Warrant Officer Overview
In 2005, the Department of the Army developed a new definition to encompass all warrant officer specialties and grades.
"The Army Warrant Officer (WO) is a self–aware and adaptive technical expert, combat leader, trainer, and advisor. Through progressive levels of expertise in assignments, training, and education, the WO administers, manages, maintains, operates, and integrates Army systems and equipment across the full spectrum of Army operations. Warrant officers are competent and confident warriors, innovative integrators of emerging technologies, dynamic teachers, and developers of specialized teams of soldiers. They support a wide range of Army missions throughout their career. Warrant officers in the Army are accessed with specific levels of technical ability. They refine their technical expertise and develop their leadership and management skills through tiered progressive assignments and education."(DA Pamphlet 600-3, p. 3-9)
Further clarification of the role of a warrant officer is found in Field Manuals 6-22:

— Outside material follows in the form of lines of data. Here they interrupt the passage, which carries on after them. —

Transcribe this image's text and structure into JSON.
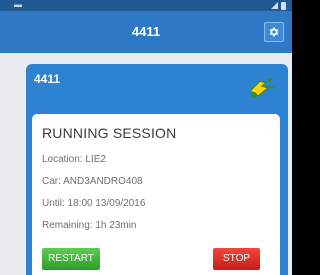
{
  "appbar": {
    "title": "4411",
    "settings_icon": "gear-icon"
  },
  "card": {
    "title": "4411",
    "badge_icon": "car-plug-icon",
    "badge_color": "#ffd400"
  },
  "session": {
    "heading": "RUNNING SESSION",
    "location": "Location: LIE2",
    "car": "Car: AND3ANDRO408",
    "until": "Until: 18:00 13/09/2016",
    "remaining": "Remaining: 1h 23min"
  },
  "actions": {
    "restart_label": "RESTART",
    "stop_label": "STOP"
  },
  "colors": {
    "appbar": "#2d79c6",
    "card": "#2e82d2",
    "restart": "#3fae38",
    "stop": "#e0312a"
  }
}
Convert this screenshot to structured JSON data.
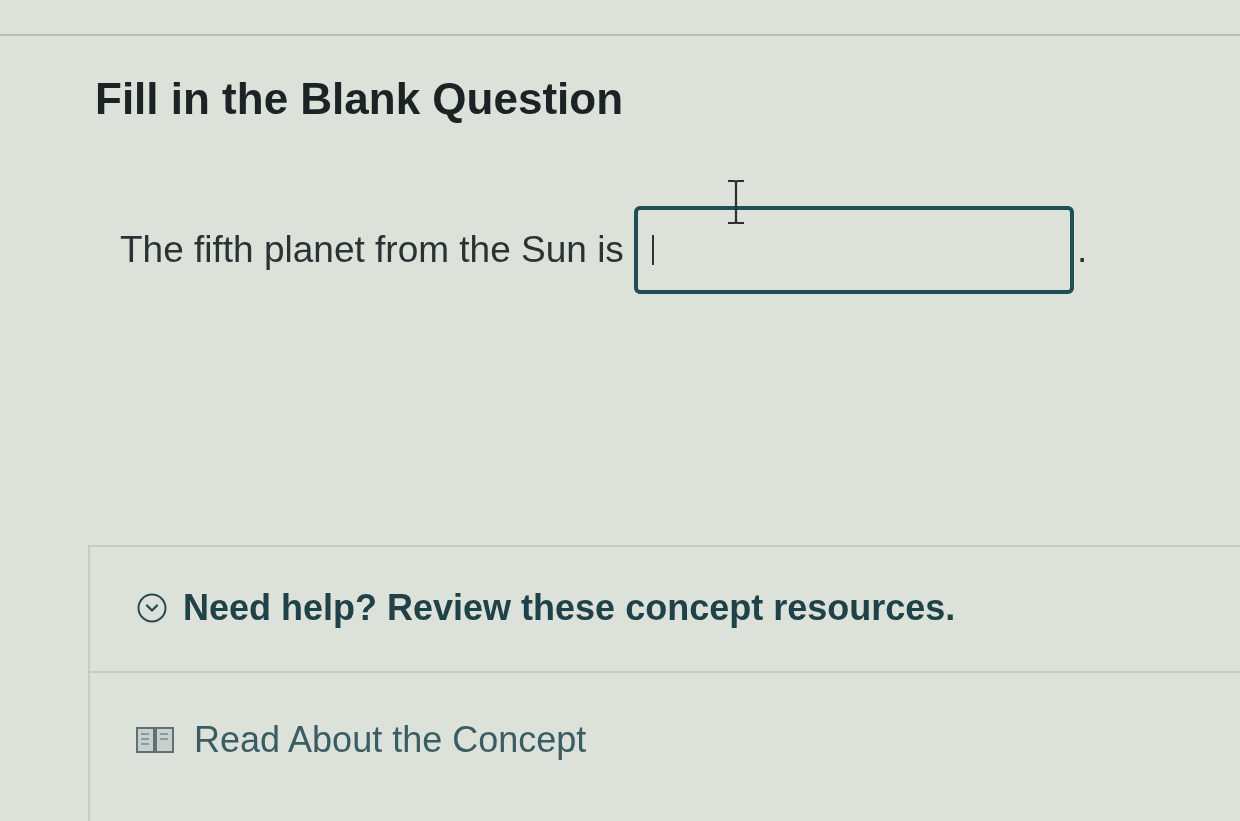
{
  "page_title": "Fill in the Blank Question",
  "question": {
    "prompt": "The fifth planet from the Sun is",
    "answer_field": {
      "focused": true
    },
    "end_mark": "."
  },
  "help": {
    "title": "Need help? Review these concept resources.",
    "expanded": true,
    "resources": [
      {
        "label": "Read About the Concept"
      }
    ]
  }
}
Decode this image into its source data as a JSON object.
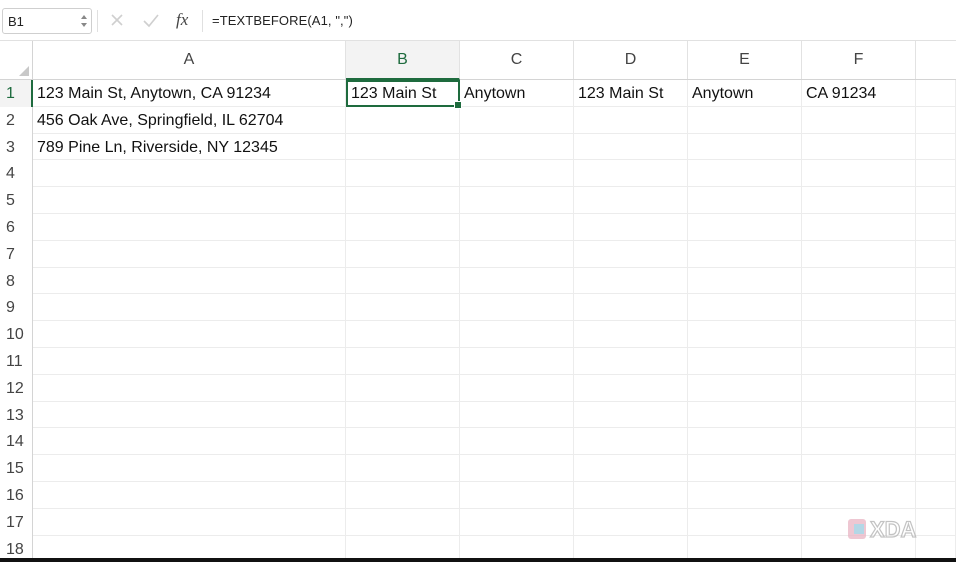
{
  "formula_bar": {
    "name_box": "B1",
    "fx_label": "fx",
    "formula": "=TEXTBEFORE(A1, \",\")"
  },
  "columns": [
    "A",
    "B",
    "C",
    "D",
    "E",
    "F"
  ],
  "rows": [
    "1",
    "2",
    "3",
    "4",
    "5",
    "6",
    "7",
    "8",
    "9",
    "10",
    "11",
    "12",
    "13",
    "14",
    "15",
    "16",
    "17",
    "18"
  ],
  "cells": {
    "A1": "123 Main St, Anytown, CA 91234",
    "A2": "456 Oak Ave, Springfield, IL 62704",
    "A3": "789 Pine Ln, Riverside, NY 12345",
    "B1": "123 Main St",
    "C1": "Anytown",
    "D1": "123 Main St",
    "E1": "Anytown",
    "F1": "CA 91234"
  },
  "selection": {
    "active_cell": "B1",
    "active_column": "B",
    "active_row": "1"
  },
  "colors": {
    "accent": "#1e6b3e",
    "grid": "#ececec",
    "header_text": "#444444"
  },
  "watermark": "XDA"
}
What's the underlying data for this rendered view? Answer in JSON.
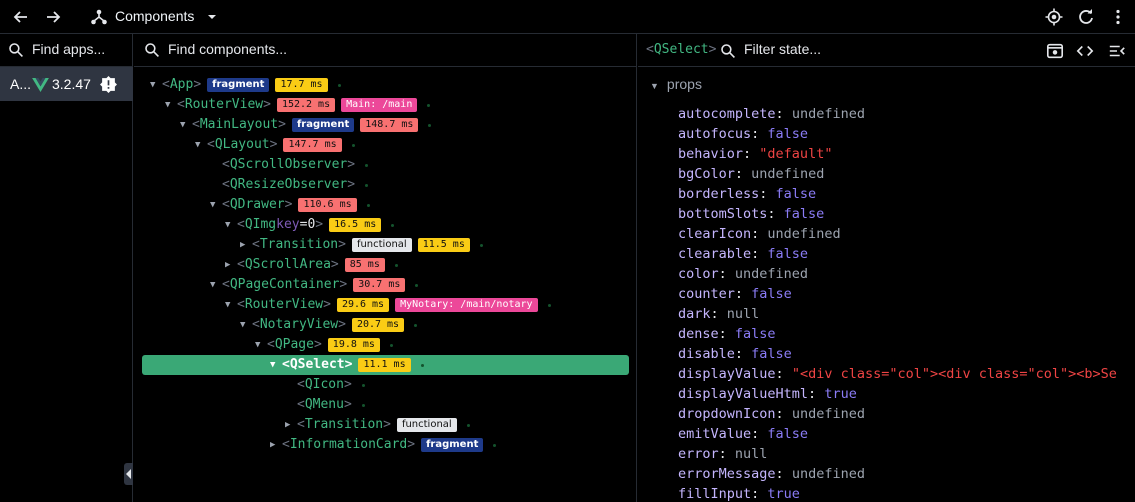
{
  "topbar": {
    "title": "Components"
  },
  "apps": {
    "search_placeholder": "Find apps...",
    "app_name": "A...",
    "app_version": "3.2.47"
  },
  "tree": {
    "search_placeholder": "Find components...",
    "nodes": [
      {
        "name": "App",
        "badges": [
          {
            "text": "fragment",
            "kind": "frag"
          },
          {
            "text": "17.7 ms",
            "kind": "yellow"
          }
        ]
      },
      {
        "name": "RouterView",
        "badges": [
          {
            "text": "152.2 ms",
            "kind": "red"
          },
          {
            "text": "Main: /main",
            "kind": "pink"
          }
        ]
      },
      {
        "name": "MainLayout",
        "badges": [
          {
            "text": "fragment",
            "kind": "frag"
          },
          {
            "text": "148.7 ms",
            "kind": "red"
          }
        ]
      },
      {
        "name": "QLayout",
        "badges": [
          {
            "text": "147.7 ms",
            "kind": "red"
          }
        ]
      },
      {
        "name": "QScrollObserver",
        "badges": []
      },
      {
        "name": "QResizeObserver",
        "badges": []
      },
      {
        "name": "QDrawer",
        "badges": [
          {
            "text": "110.6 ms",
            "kind": "red"
          }
        ]
      },
      {
        "name": "QImg",
        "attr_key": "key",
        "attr_val": "=0",
        "badges": [
          {
            "text": "16.5 ms",
            "kind": "yellow"
          }
        ]
      },
      {
        "name": "Transition",
        "badges": [
          {
            "text": "functional",
            "kind": "func"
          },
          {
            "text": "11.5 ms",
            "kind": "yellow"
          }
        ]
      },
      {
        "name": "QScrollArea",
        "badges": [
          {
            "text": "85 ms",
            "kind": "red"
          }
        ]
      },
      {
        "name": "QPageContainer",
        "badges": [
          {
            "text": "30.7 ms",
            "kind": "red"
          }
        ]
      },
      {
        "name": "RouterView",
        "badges": [
          {
            "text": "29.6 ms",
            "kind": "yellow"
          },
          {
            "text": "MyNotary: /main/notary",
            "kind": "pink"
          }
        ]
      },
      {
        "name": "NotaryView",
        "badges": [
          {
            "text": "20.7 ms",
            "kind": "yellow"
          }
        ]
      },
      {
        "name": "QPage",
        "badges": [
          {
            "text": "19.8 ms",
            "kind": "yellow"
          }
        ]
      },
      {
        "name": "QSelect",
        "badges": [
          {
            "text": "11.1 ms",
            "kind": "yellow"
          }
        ]
      },
      {
        "name": "QIcon",
        "badges": []
      },
      {
        "name": "QMenu",
        "badges": []
      },
      {
        "name": "Transition",
        "badges": [
          {
            "text": "functional",
            "kind": "func"
          }
        ]
      },
      {
        "name": "InformationCard",
        "badges": [
          {
            "text": "fragment",
            "kind": "frag"
          }
        ]
      }
    ]
  },
  "state": {
    "component": "QSelect",
    "filter_placeholder": "Filter state...",
    "section": "props",
    "props": [
      {
        "key": "autocomplete",
        "value": "undefined",
        "type": "und"
      },
      {
        "key": "autofocus",
        "value": "false",
        "type": "bool"
      },
      {
        "key": "behavior",
        "value": "\"default\"",
        "type": "str"
      },
      {
        "key": "bgColor",
        "value": "undefined",
        "type": "und"
      },
      {
        "key": "borderless",
        "value": "false",
        "type": "bool"
      },
      {
        "key": "bottomSlots",
        "value": "false",
        "type": "bool"
      },
      {
        "key": "clearIcon",
        "value": "undefined",
        "type": "und"
      },
      {
        "key": "clearable",
        "value": "false",
        "type": "bool"
      },
      {
        "key": "color",
        "value": "undefined",
        "type": "und"
      },
      {
        "key": "counter",
        "value": "false",
        "type": "bool"
      },
      {
        "key": "dark",
        "value": "null",
        "type": "null"
      },
      {
        "key": "dense",
        "value": "false",
        "type": "bool"
      },
      {
        "key": "disable",
        "value": "false",
        "type": "bool"
      },
      {
        "key": "displayValue",
        "value": "\"<div class=\"col\"><div class=\"col\"><b>Se",
        "type": "str"
      },
      {
        "key": "displayValueHtml",
        "value": "true",
        "type": "bool"
      },
      {
        "key": "dropdownIcon",
        "value": "undefined",
        "type": "und"
      },
      {
        "key": "emitValue",
        "value": "false",
        "type": "bool"
      },
      {
        "key": "error",
        "value": "null",
        "type": "null"
      },
      {
        "key": "errorMessage",
        "value": "undefined",
        "type": "und"
      },
      {
        "key": "fillInput",
        "value": "true",
        "type": "bool"
      }
    ]
  }
}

“Warrant officers possess a high degree of specialization in a particular field in contrast to the more general assignment pattern of other commissioned officers. Warrant officers command aircraft, maritime vessels, special units, and task organized operational elements. In a wide variety of units and headquarters specialties, warrant officers provide quality advice, counsel, and solutions to support their unit or organization. They operate, maintain, administer, and manage the Army‘s equipment, support activities, and technical systems. Their extensive professional experience and technical knowledge qualifies warrant officers as invaluable role models and mentors for junior officers and NCOs.” (Fm 6-22, p. 3-12)

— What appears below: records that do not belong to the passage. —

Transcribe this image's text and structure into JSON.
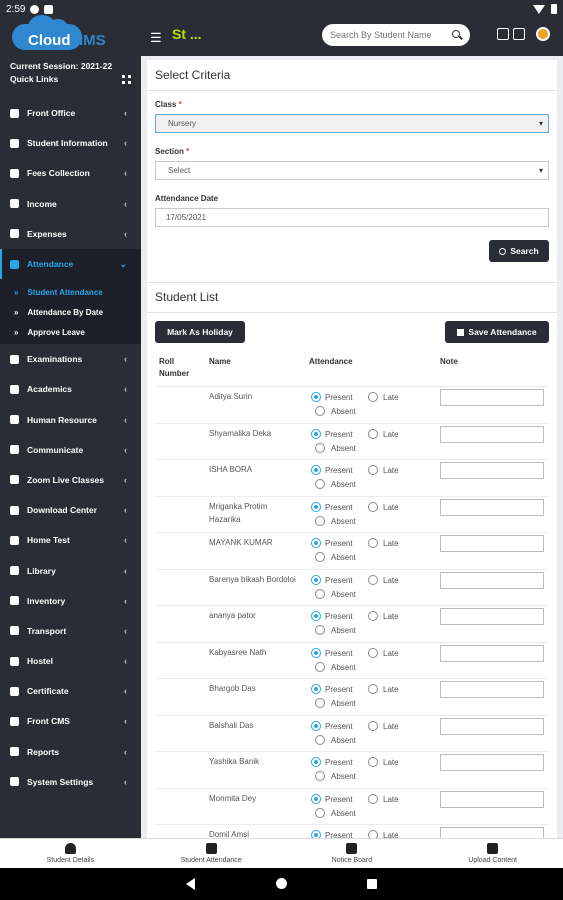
{
  "status_bar": {
    "time": "2:59"
  },
  "app": {
    "logo_part1": "Cloud",
    "logo_part2": "IMS",
    "title": "St ...",
    "search_placeholder": "Search By Student Name"
  },
  "sidebar": {
    "session": "Current Session: 2021-22",
    "quick_links": "Quick Links",
    "items": [
      {
        "label": "Front Office",
        "icon": "front-office-icon"
      },
      {
        "label": "Student Information",
        "icon": "user-icon"
      },
      {
        "label": "Fees Collection",
        "icon": "money-icon"
      },
      {
        "label": "Income",
        "icon": "dollar-icon"
      },
      {
        "label": "Expenses",
        "icon": "credit-card-icon"
      },
      {
        "label": "Attendance",
        "icon": "calendar-icon"
      },
      {
        "label": "Examinations",
        "icon": "map-icon"
      },
      {
        "label": "Academics",
        "icon": "mortarboard-icon"
      },
      {
        "label": "Human Resource",
        "icon": "sitemap-icon"
      },
      {
        "label": "Communicate",
        "icon": "bullhorn-icon"
      },
      {
        "label": "Zoom Live Classes",
        "icon": "video-icon"
      },
      {
        "label": "Download Center",
        "icon": "download-icon"
      },
      {
        "label": "Home Test",
        "icon": "flask-icon"
      },
      {
        "label": "Library",
        "icon": "book-icon"
      },
      {
        "label": "Inventory",
        "icon": "box-icon"
      },
      {
        "label": "Transport",
        "icon": "bus-icon"
      },
      {
        "label": "Hostel",
        "icon": "building-icon"
      },
      {
        "label": "Certificate",
        "icon": "certificate-icon"
      },
      {
        "label": "Front CMS",
        "icon": "globe-icon"
      },
      {
        "label": "Reports",
        "icon": "chart-icon"
      },
      {
        "label": "System Settings",
        "icon": "gears-icon"
      }
    ],
    "attendance_sub": [
      "Student Attendance",
      "Attendance By Date",
      "Approve Leave"
    ]
  },
  "criteria": {
    "heading": "Select Criteria",
    "class_label": "Class",
    "class_value": "Nursery",
    "section_label": "Section",
    "section_value": "Select",
    "date_label": "Attendance Date",
    "date_value": "17/05/2021",
    "search_button": "Search"
  },
  "student_list": {
    "heading": "Student List",
    "holiday_button": "Mark As Holiday",
    "save_button": "Save Attendance",
    "columns": {
      "roll": "Roll Number",
      "name": "Name",
      "attendance": "Attendance",
      "note": "Note"
    },
    "options": {
      "present": "Present",
      "late": "Late",
      "absent": "Absent"
    },
    "students": [
      "Aditya Surin",
      "Shyamalika Deka",
      "ISHA BORA",
      "Mriganka Protim Hazarika",
      "MAYANK KUMAR",
      "Barenya bikash Bordoloi",
      "ananya pator",
      "Kabyasree Nath",
      "Bhargob Das",
      "Baishali Das",
      "Yashika Banik",
      "Monmita Dey",
      "Domil Amsi"
    ]
  },
  "bottom_nav": [
    {
      "label": "Student Details",
      "icon": "user-icon"
    },
    {
      "label": "Student Attendance",
      "icon": "clipboard-icon"
    },
    {
      "label": "Notice Board",
      "icon": "envelope-icon"
    },
    {
      "label": "Upload Content",
      "icon": "upload-icon"
    }
  ]
}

Additional expectations are shown in Field Manual 7-0.
Warrant officers must be technically and tactically focused and able to perform the primary duties of technical leader, advisor, and commander. Through progressive levels of expertise in assignments, training, and education, warrant officers perform these duties during all operations and at all levels of command. While their primary duties are those of a technical and tactical leader, warrant officers also provide training and leader development guidance, assistance, and supervision. Warrant officers provide leader development, mentorship, and counsel to other warrant officers, officers, NCOs, and Army civilians. Warrant officers lead and train functional sections, teams, or crews. Finally, they serve as critical advisors to commanders in conducting organizational training.

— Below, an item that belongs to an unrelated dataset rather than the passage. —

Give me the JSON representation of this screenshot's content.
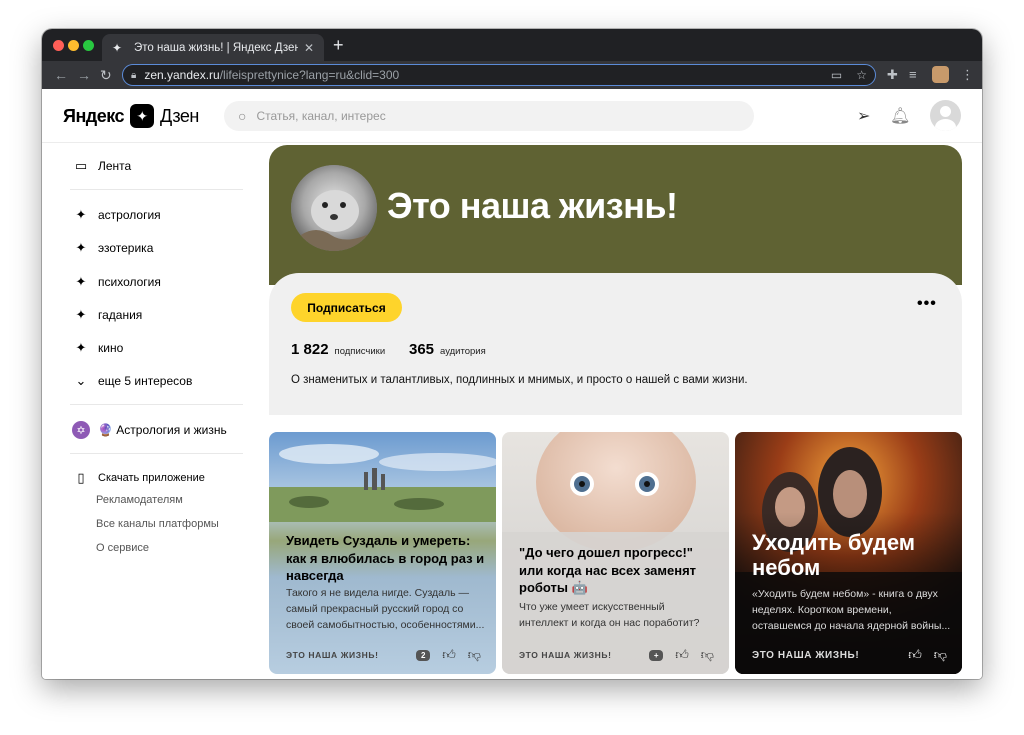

The Army warrant officer corps is comprised of over 25,000 men and women of the active Army and reserve components. Warrant officers are technical experts that manage and maintain increasingly complex battlefield systems. They enhance the Army's ability to defend our national interests, and to fight and win our nations wars. Candidates who successfully complete Warrant Officer Candidate School are appointed in the grade of Warrant Officer One. When promoted to Chief Warrant Officer Two, warrant officers are commissioned by the President and have the same legal status as their traditional commissioned officer counterparts. However, warrant officers remain single-specialty officers whose career track is oriented towards progressing within their career field rather than focusing on increased levels of command and staff duty positions (FM 7-0, p. 4-22)
There are five grades within the Army warrant officer corps. A person is initially appointed as a Warrant Officer One (WO1), and progresses to Chief Warrant Officer Two (CW2) after 2 years. Competitive promotion to Chief Warrant Officer Three (CW3), Chief Warrant Officer Four (CW4), and Chief Warrant Officer Five (CW5) occur at approximately six-year intervals for aviation warrant officers and five-year intervals for those in other branches.
Where They Serve
Warrant officers serve at all levels of the Army. Typically, junior warrant officers are assigned at the tactical level, whereas senior warrant officers are assigned at higher levels such as brigade and above, and also to positions on the Army staff at the Pentagon. In addition, warrant officers serve with Department of Defense, joint organizations, and other military services.